Review by: Mark Palm
First off let me say that I think that Douglas Preston and Lincoln Child, both separately and when working on tandem, are two of the best thriller writers currently working today. They write smart, tense novels full of historic and scientific erudition with clockwork precision and gripping plots. I heartily suggest reading anything of theirs that you can get your hands on.
They are probably most well-known for the Pendergast novels, a series of books featuring the idiosyncratic FBI Agent and a marvelous cast of supporting characters. Blue Labyrinth is the latest book in that series. It’s as good as the rest, just so that you know.
I have been reading the Pendergast books since the very first one, Relic, and while they are almost all stand-alone books I suggest reading them in order, just because it’s wonderful to watch two masters take a group of characters and a concept, and run with it. If you want to know how much I think of this series I would simply say that Pendergast is the modern Sherlock Holmes. He is very different from Conan Doyle’s legendary hero, but is every bit as interesting.
Now as I said earlier these novels are marvels of plotting which makes them devilishly difficult to review without giving out a ton of spoilers.
The Blue Labyrinth finds Pendergast caught up in a fiendishly complex mystery that involves his very strange and rather twisted family history, and a sinister government contractor out for revenge, and a whodunit style murder at a museum. There are also crooked cops, secret organizations, the Brazilian mob, and as always tons of science and history, are delivered in a style both smart and economical.
All of the events are connected, of course, and it’s wonderfully absorbing watching Pendergast, and the cast of supporting characters connect the dots. All of the characters, from Detective D’ Agosta to Margo Green, to the new characters, are all spot-on. Most riveting is the expanded role of Constance Greene, the enigmatic ward of Pendergast. She plays a large role in this book, and is simply wonderful. Always smart, cultured and mysterious, we find that in Blue Labyrinth that she is deadly as well. Near the books end she, Green, and D’Agosta are all wrapped up in a dizzying finale of mystery and violence that had me flipping pages like crazy.

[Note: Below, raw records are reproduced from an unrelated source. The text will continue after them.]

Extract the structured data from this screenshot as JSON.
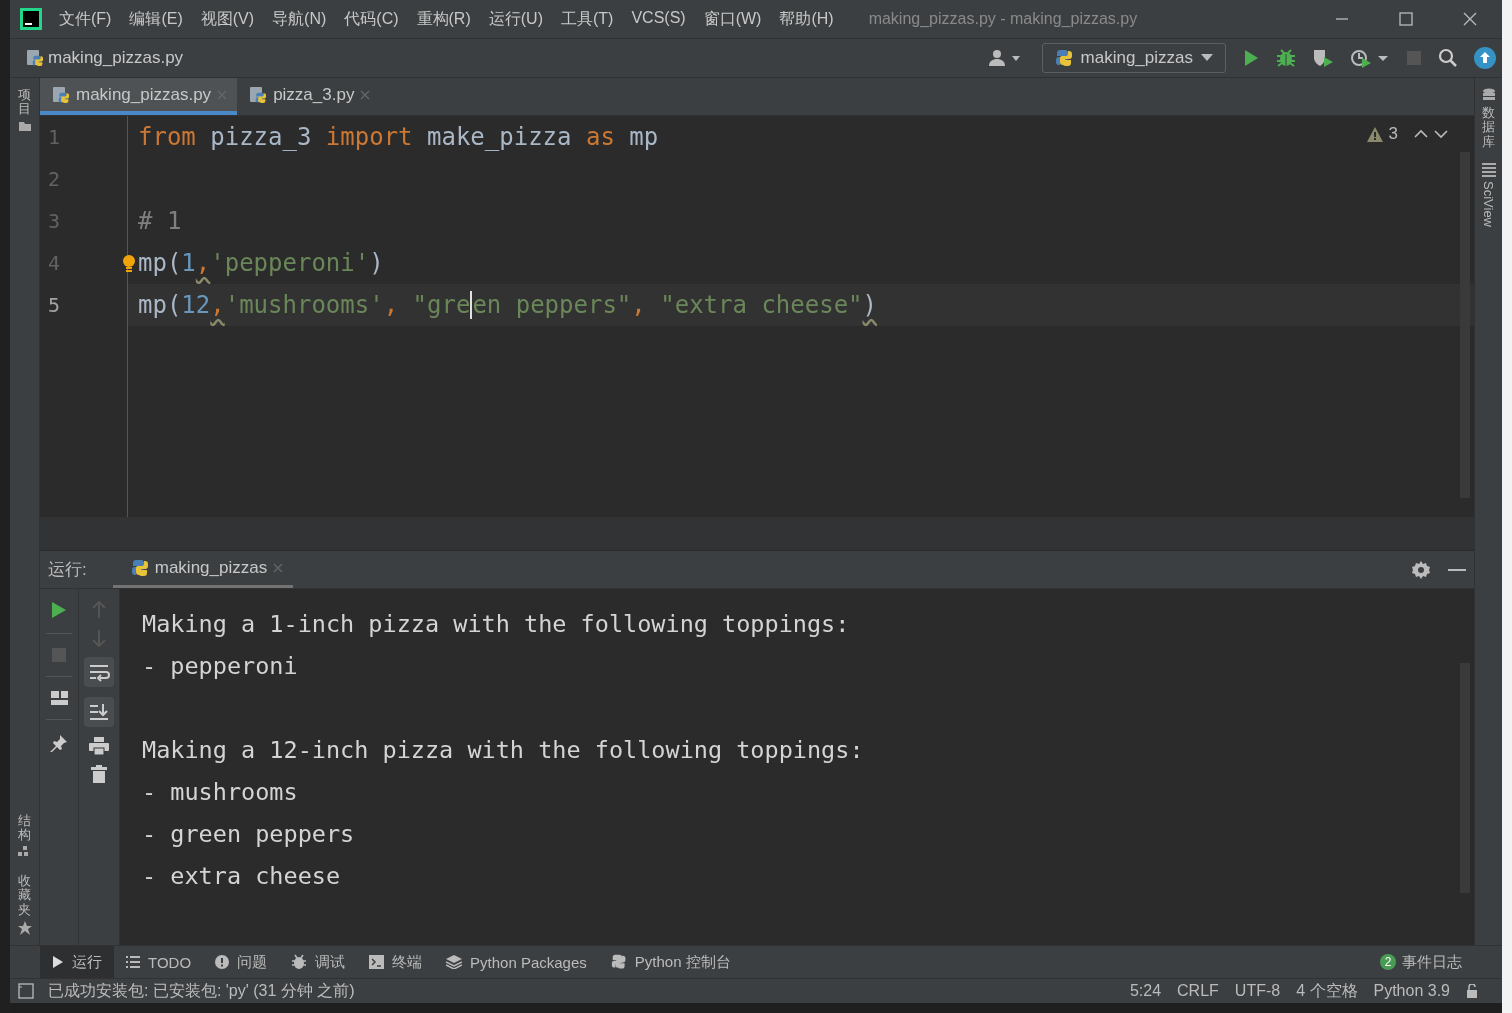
{
  "window": {
    "title": "making_pizzas.py - making_pizzas.py"
  },
  "menu": [
    "文件(F)",
    "编辑(E)",
    "视图(V)",
    "导航(N)",
    "代码(C)",
    "重构(R)",
    "运行(U)",
    "工具(T)",
    "VCS(S)",
    "窗口(W)",
    "帮助(H)"
  ],
  "breadcrumb": "making_pizzas.py",
  "run_config": "making_pizzas",
  "left_tools_top": [
    "项目"
  ],
  "left_tools_bottom": [
    "结构",
    "收藏夹"
  ],
  "right_tools": [
    {
      "label": "数据库",
      "kind": "stacked"
    },
    {
      "label": "SciView",
      "kind": "rotated"
    }
  ],
  "editor_tabs": [
    {
      "label": "making_pizzas.py",
      "selected": true
    },
    {
      "label": "pizza_3.py",
      "selected": false
    }
  ],
  "editor": {
    "warnings": "3",
    "lines": [
      {
        "number": "1",
        "current": false,
        "tokens": [
          {
            "kind": "keyword",
            "text": "from"
          },
          {
            "kind": "plain",
            "text": " pizza_3 "
          },
          {
            "kind": "keyword",
            "text": "import"
          },
          {
            "kind": "plain",
            "text": " make_pizza "
          },
          {
            "kind": "keyword",
            "text": "as"
          },
          {
            "kind": "plain",
            "text": " mp"
          }
        ]
      },
      {
        "number": "2",
        "current": false
      },
      {
        "number": "3",
        "current": false,
        "tokens": [
          {
            "kind": "comment",
            "text": "# 1"
          }
        ]
      },
      {
        "number": "4",
        "current": false,
        "bulb": true,
        "tokens": [
          {
            "kind": "plain",
            "text": "mp("
          },
          {
            "kind": "number",
            "text": "1"
          },
          {
            "kind": "punct",
            "text": ",",
            "warning": true
          },
          {
            "kind": "string",
            "text": "'pepperoni'"
          },
          {
            "kind": "plain",
            "text": ")"
          }
        ]
      },
      {
        "number": "5",
        "current": true,
        "tokens": [
          {
            "kind": "plain",
            "text": "mp("
          },
          {
            "kind": "number",
            "text": "12"
          },
          {
            "kind": "punct",
            "text": ",",
            "warning": true
          },
          {
            "kind": "string",
            "text": "'mushrooms'"
          },
          {
            "kind": "punct",
            "text": ", "
          },
          {
            "kind": "string",
            "text": "\"gre",
            "caret": true
          },
          {
            "kind": "string",
            "text": "en peppers\""
          },
          {
            "kind": "punct",
            "text": ", "
          },
          {
            "kind": "string",
            "text": "\"extra cheese\""
          },
          {
            "kind": "plain",
            "text": ")",
            "warning": true
          }
        ]
      }
    ]
  },
  "run_panel": {
    "label": "运行:",
    "tab": "making_pizzas",
    "output_blocks": [
      [
        "Making a 1-inch pizza with the following toppings:",
        "- pepperoni"
      ],
      [
        "Making a 12-inch pizza with the following toppings:",
        "- mushrooms",
        "- green peppers",
        "- extra cheese"
      ]
    ]
  },
  "tool_tabs": [
    {
      "label": "运行",
      "selected": true
    },
    {
      "label": "TODO",
      "selected": false
    },
    {
      "label": "问题",
      "selected": false
    },
    {
      "label": "调试",
      "selected": false
    },
    {
      "label": "终端",
      "selected": false
    },
    {
      "label": "Python Packages",
      "selected": false
    },
    {
      "label": "Python 控制台",
      "selected": false
    }
  ],
  "event_log": {
    "count": "2",
    "label": "事件日志"
  },
  "status_bar": {
    "message": "已成功安装包: 已安装包: 'py' (31 分钟 之前)",
    "items": [
      "5:24",
      "CRLF",
      "UTF-8",
      "4 个空格",
      "Python 3.9"
    ]
  }
}
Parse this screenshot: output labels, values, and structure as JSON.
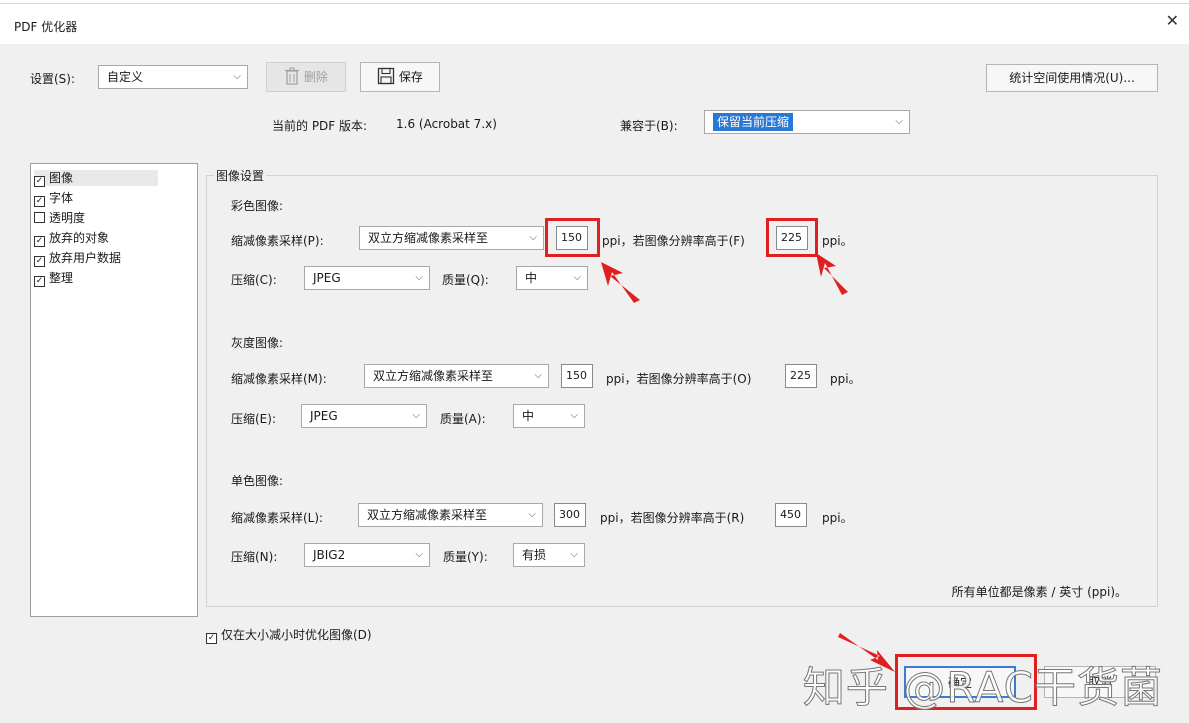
{
  "window": {
    "title": "PDF 优化器",
    "close_glyph": "✕"
  },
  "settings": {
    "label": "设置(S):",
    "value": "自定义",
    "delete_label": "删除",
    "save_label": "保存",
    "stats_label": "统计空间使用情况(U)..."
  },
  "version": {
    "label": "当前的 PDF 版本:",
    "value": "1.6 (Acrobat 7.x)",
    "compat_label": "兼容于(B):",
    "compat_value": "保留当前压缩"
  },
  "sidebar": {
    "items": [
      {
        "label": "图像",
        "checked": true
      },
      {
        "label": "字体",
        "checked": true
      },
      {
        "label": "透明度",
        "checked": false
      },
      {
        "label": "放弃的对象",
        "checked": true
      },
      {
        "label": "放弃用户数据",
        "checked": true
      },
      {
        "label": "整理",
        "checked": true
      }
    ]
  },
  "image_settings": {
    "group_title": "图像设置",
    "color": {
      "heading": "彩色图像:",
      "downsample_label": "缩减像素采样(P):",
      "downsample_value": "双立方缩减像素采样至",
      "ppi1": "150",
      "mid_text": "ppi，若图像分辨率高于(F)",
      "ppi2": "225",
      "end_text": "ppi。",
      "compress_label": "压缩(C):",
      "compress_value": "JPEG",
      "quality_label": "质量(Q):",
      "quality_value": "中"
    },
    "gray": {
      "heading": "灰度图像:",
      "downsample_label": "缩减像素采样(M):",
      "downsample_value": "双立方缩减像素采样至",
      "ppi1": "150",
      "mid_text": "ppi，若图像分辨率高于(O)",
      "ppi2": "225",
      "end_text": "ppi。",
      "compress_label": "压缩(E):",
      "compress_value": "JPEG",
      "quality_label": "质量(A):",
      "quality_value": "中"
    },
    "mono": {
      "heading": "单色图像:",
      "downsample_label": "缩减像素采样(L):",
      "downsample_value": "双立方缩减像素采样至",
      "ppi1": "300",
      "mid_text": "ppi，若图像分辨率高于(R)",
      "ppi2": "450",
      "end_text": "ppi。",
      "compress_label": "压缩(N):",
      "compress_value": "JBIG2",
      "quality_label": "质量(Y):",
      "quality_value": "有损"
    },
    "units_note": "所有单位都是像素 / 英寸 (ppi)。"
  },
  "optimize_only": {
    "label": "仅在大小减小时优化图像(D)",
    "checked": true
  },
  "footer": {
    "ok_label": "确定",
    "cancel_label": "取消"
  },
  "watermark": "知乎 @RAC干货菌",
  "colors": {
    "highlight": "#e02020",
    "selection": "#2a78d4"
  }
}
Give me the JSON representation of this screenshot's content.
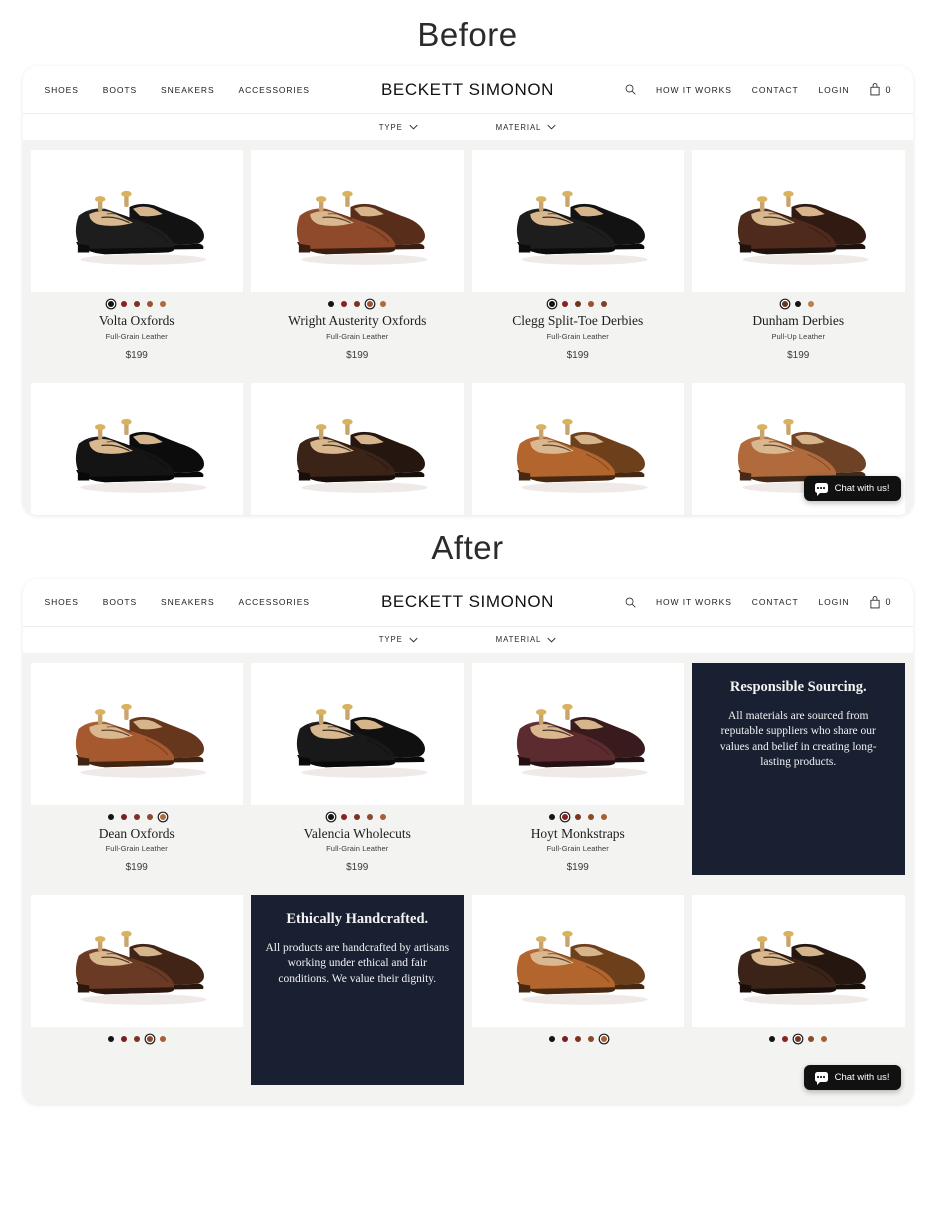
{
  "sections": {
    "before_label": "Before",
    "after_label": "After"
  },
  "site": {
    "brand": "BECKETT SIMONON",
    "nav_left": [
      {
        "label": "SHOES"
      },
      {
        "label": "BOOTS"
      },
      {
        "label": "SNEAKERS"
      },
      {
        "label": "ACCESSORIES"
      }
    ],
    "nav_right": [
      {
        "label": "HOW IT WORKS"
      },
      {
        "label": "CONTACT"
      },
      {
        "label": "LOGIN"
      }
    ],
    "search_icon": "search-icon",
    "cart_icon": "shopping-bag-icon",
    "cart_count": "0",
    "filters": [
      {
        "label": "TYPE"
      },
      {
        "label": "MATERIAL"
      }
    ]
  },
  "chat_widget": {
    "label": "Chat with us!",
    "icon": "chat-bubble-icon"
  },
  "before": {
    "row1": [
      {
        "name": "Volta Oxfords",
        "material": "Full-Grain Leather",
        "price": "$199",
        "shoe_color": "#1d1d1d",
        "swatches": [
          "#141414",
          "#8b2020",
          "#7a3520",
          "#9a5230",
          "#b06a3c"
        ],
        "selected": 0
      },
      {
        "name": "Wright Austerity Oxfords",
        "material": "Full-Grain Leather",
        "price": "$199",
        "shoe_color": "#8e4a2a",
        "swatches": [
          "#141414",
          "#8b2020",
          "#7a3520",
          "#9a5230",
          "#b06a3c"
        ],
        "selected": 3
      },
      {
        "name": "Clegg Split-Toe Derbies",
        "material": "Full-Grain Leather",
        "price": "$199",
        "shoe_color": "#1d1d1d",
        "swatches": [
          "#141414",
          "#8b2020",
          "#6d3320",
          "#9a5230",
          "#7d4028"
        ],
        "selected": 0
      },
      {
        "name": "Dunham Derbies",
        "material": "Pull-Up Leather",
        "price": "$199",
        "shoe_color": "#4e2a1c",
        "swatches": [
          "#6d3320",
          "#141414",
          "#b88246"
        ],
        "selected": 0
      }
    ],
    "row2": [
      {
        "shoe_color": "#141414"
      },
      {
        "shoe_color": "#3b2318"
      },
      {
        "shoe_color": "#b2652c"
      },
      {
        "shoe_color": "#b06a3c"
      }
    ]
  },
  "after": {
    "row1": [
      {
        "kind": "product",
        "name": "Dean Oxfords",
        "material": "Full-Grain Leather",
        "price": "$199",
        "shoe_color": "#a6592e",
        "swatches": [
          "#141414",
          "#7a2020",
          "#7a3520",
          "#8a4a2c",
          "#b06a3c"
        ],
        "selected": 4
      },
      {
        "kind": "product",
        "name": "Valencia Wholecuts",
        "material": "Full-Grain Leather",
        "price": "$199",
        "shoe_color": "#191919",
        "swatches": [
          "#141414",
          "#8b2020",
          "#7a3520",
          "#8a4a2c",
          "#a95f33"
        ],
        "selected": 0
      },
      {
        "kind": "product",
        "name": "Hoyt Monkstraps",
        "material": "Full-Grain Leather",
        "price": "$199",
        "shoe_color": "#5c2b30",
        "swatches": [
          "#141414",
          "#8b2020",
          "#7a3520",
          "#8a4a2c",
          "#a95f33"
        ],
        "selected": 1
      },
      {
        "kind": "promo",
        "title": "Responsible Sourcing.",
        "body": "All materials are sourced from reputable suppliers who share our values and belief in creating long-lasting products."
      }
    ],
    "row2": [
      {
        "kind": "product",
        "shoe_color": "#6b3a24",
        "swatches": [
          "#141414",
          "#7a2020",
          "#7a3520",
          "#8a4a2c",
          "#a95f33"
        ],
        "selected": 3
      },
      {
        "kind": "promo",
        "title": "Ethically Handcrafted.",
        "body": "All products are handcrafted by artisans working under ethical and fair conditions. We value their dignity."
      },
      {
        "kind": "product",
        "shoe_color": "#b2652c",
        "swatches": [
          "#141414",
          "#7a2020",
          "#7a3520",
          "#8a4a2c",
          "#a95f33"
        ],
        "selected": 4
      },
      {
        "kind": "product",
        "shoe_color": "#3b2318",
        "swatches": [
          "#141414",
          "#8b2020",
          "#7a3520",
          "#8a4a2c",
          "#a95f33"
        ],
        "selected": 2
      }
    ]
  },
  "colors": {
    "promo_bg": "#182032",
    "page_bg": "#ffffff",
    "grid_bg": "#f3f3f2",
    "card_bg": "#ffffff",
    "chat_bg": "#111111"
  }
}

I wouldn’t mind seeing Constance get a book or two of her own. She is that interesting of a character, and that is one of the ways that you can recognize the merit of these books. Nearly every character seems like they have a whole story and we are just waiting for the authors to get around to telling it. So in case you can’t tell, get The Blue Labyrinth, and then go get the rest of the books written by Douglas Preston and Lincoln Child. Then read them.